April 4, 2002 -- More children and teens are now using drugs than just five years ago, but in this case they've got their doctor's permission. A new study shows the number of young people using stimulants and antidepressants to treat depression and ADHD (attention deficit hyperactivity disorder) has grown dramatically in recent years.
Researchers found use of the most commonly prescribed antidepressants among young people, known as SSRIs (selective serotonin reuptake inhibitors), rose by 62% between 1995 and 1999. At the same time, the number of prescriptions for stimulants used to treat ADHD, such as Ritalin and Adderall, increased by 26%.
Among children under 20 years, the number of those who were using both stimulants and SSRIs almost doubled during that time period.

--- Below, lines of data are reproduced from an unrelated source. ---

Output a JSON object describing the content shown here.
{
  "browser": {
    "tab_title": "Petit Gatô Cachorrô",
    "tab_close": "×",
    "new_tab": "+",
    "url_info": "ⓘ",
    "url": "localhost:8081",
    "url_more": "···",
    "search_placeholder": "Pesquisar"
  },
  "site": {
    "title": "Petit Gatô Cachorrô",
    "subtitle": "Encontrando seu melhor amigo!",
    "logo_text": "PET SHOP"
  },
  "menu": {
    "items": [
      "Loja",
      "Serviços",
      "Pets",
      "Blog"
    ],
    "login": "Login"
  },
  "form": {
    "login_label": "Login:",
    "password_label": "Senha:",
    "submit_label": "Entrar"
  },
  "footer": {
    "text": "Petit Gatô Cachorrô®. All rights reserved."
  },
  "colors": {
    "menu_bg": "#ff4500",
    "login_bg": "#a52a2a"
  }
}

However, the proportion of Ritalin users decreased while the number of Adderall users increased. Ritalin is one of the most popular stimulants, but it must be taken several times a day, which can make it difficult for children to comply. Adderall is a once-a-day stimulant that has recently been shown to be comparable to Ritalin but is less expensive.

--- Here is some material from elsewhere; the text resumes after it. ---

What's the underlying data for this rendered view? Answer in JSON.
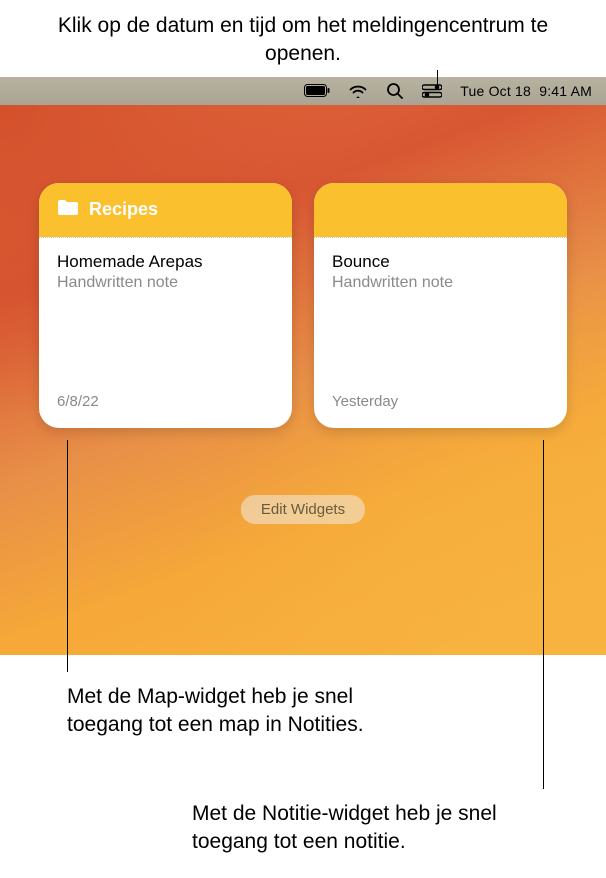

The study is published in the March-April 2002 issue of Ambulatory Pediatrics.
The report found that child and adolescent use of these prescription drugs varied by geographic region and by who was writing the prescription. For example, a child's first prescription for a stimulant came from a pediatrician 50% of the time and from a family practitioner only 20% of the time. The first prescription for an antidepressant SSRI was most likely to come from a psychiatrist, although the percentage decreased from 56% to 44% during the study.